As noted I recommend OSS, Non-OSS, Update, and Packman. To explain:
- applications that are typically on the packaged DVD - these are typically tested by Novell and by the community
- typically applications that are not open source free software, but for one reason or another, Novell/SuSE-GmbH have decided to include these applications with openSUSE - these are typically tested by Novell and by the community
- these are official Novell/SuSE-GmbH updates to OSS and Non-OSS - usually security updates, although if there is a really serious bug, one may also see bug fixes - test are typically tested in house in Novell/SuSE-GmbH
- this is a 3rd party repository put together by a group of volunteers, and contains lots of multimedia, some utilities, games and other neat 3rd party packages. The testing is limited but I believe there are non-enforced guidelines that the Packman packagers follow, which means the Packman repositories tend to have a higher quality than most of the other repositories
Now the remaining repositories are not official updates. Their applications may or may not have been built against OSS/Non-OSS/Update, and they may introduce applications that will cause breakage in either existing or other repositories. And typically they have mininal to absolutely no testing.
Why risk that breakage? IMHO in general terms it simply not worth it, … and one must have a very specific reason before updating from another repos.
Now on occasion I have briefly added Mozilla repos to get the latest firefox (and disable Mozilla after the firefox install). And on occasion my firefox has been broken. So I typically roll back to the OSS version of firefox. This is an isolated case, so its easy to address. I don’t have a zillion repos clouding the issue.
The same is true for “wine”. On occasion I have briefly added wine repos to get the latest wine (and disabled wine repos after the wine update). And on occasion my wine has been broken. So I typically roll back to the OSS version of wine. Again, this is an isolated case, so its easy to address. I don’t have a zillion repos clouding the issue.
But multiply that by 20 extra repos, and this is havoc. It makes no sense to me that someone would want to inflict that on them selves.
Having typed that, don’t get me wrong on this. I am in favour of the massive repository proliferation we are seeing, as it is making available a host of applications that were not packaged before for openSUSE. Its also making available cutting edge versions of applications that were not packaged for openSUSE before (not until the next release). But don’t over look the down side.
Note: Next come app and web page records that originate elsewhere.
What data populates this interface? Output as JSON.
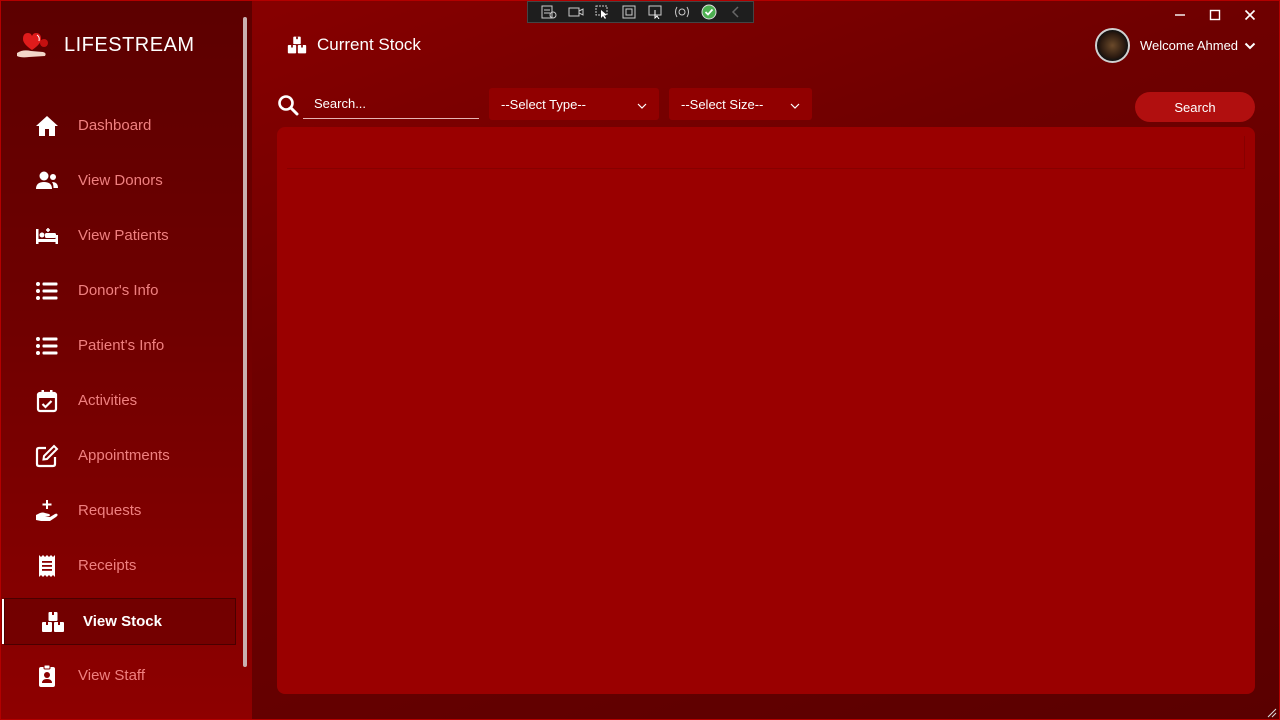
{
  "app": {
    "name": "LIFESTREAM"
  },
  "sidebar": {
    "items": [
      {
        "label": "Dashboard",
        "icon": "home-icon"
      },
      {
        "label": "View Donors",
        "icon": "users-icon"
      },
      {
        "label": "View Patients",
        "icon": "bed-icon"
      },
      {
        "label": "Donor's Info",
        "icon": "list-icon"
      },
      {
        "label": "Patient's Info",
        "icon": "list-icon"
      },
      {
        "label": "Activities",
        "icon": "calendar-check-icon"
      },
      {
        "label": "Appointments",
        "icon": "edit-icon"
      },
      {
        "label": "Requests",
        "icon": "hand-plus-icon"
      },
      {
        "label": "Receipts",
        "icon": "receipt-icon"
      },
      {
        "label": "View Stock",
        "icon": "boxes-icon",
        "active": true
      },
      {
        "label": "View Staff",
        "icon": "id-badge-icon"
      }
    ]
  },
  "header": {
    "title": "Current Stock",
    "welcome": "Welcome Ahmed"
  },
  "filters": {
    "search_placeholder": "Search...",
    "type_select": "--Select Type--",
    "size_select": "--Select Size--",
    "search_button": "Search"
  },
  "colors": {
    "accent": "#b10f0f",
    "panel": "#9a0000",
    "nav_text": "#f08080"
  }
}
Caution is the operative word, and so many New Users THROW CAUTION TO THE WIND and add 20+ repositories. Thats begging for trouble, and trouble they get.
… < and I get frustrated because its hard to help them … >
New users IMHO really need to learn to add what they need for a repos when they need it, and immediately remove the repos after their install is done (back to the basic 4 I recommend: OSS, Non-OSS, Update, Packman).
Kernel updates are a pain. Its a major linux PITA, and impacts not only openSUSE but every Linux distribution. Its a design implementation in Linux with major side effects, and not every distribution handles the side affects well.
But one thing about kernel updates, is the solutions are known and can be easily addressed. Typically only boot config files or drivers are impacted. Boot config files can be easily fixed as the knowledge to do so is common. With caution, the problems can be predicted in advance, and corrected in advance (before the reboot after a kernel update).
Drivers for a new kernel can be preopositioned before accepting a kernel update, so that their re-install or rebuild is easy to do.
So in general, its relatively easy to recover from kernel updates. Its only a temporary PITA.
But adding 20+ repositories is a receipe for forcing a complete re-install, and in the case of New Users almost a guaranteed receipe for pushing them back to Windoze. The simple answer is DON’T DO IT !! Stick with the 4 repos I mentioned. …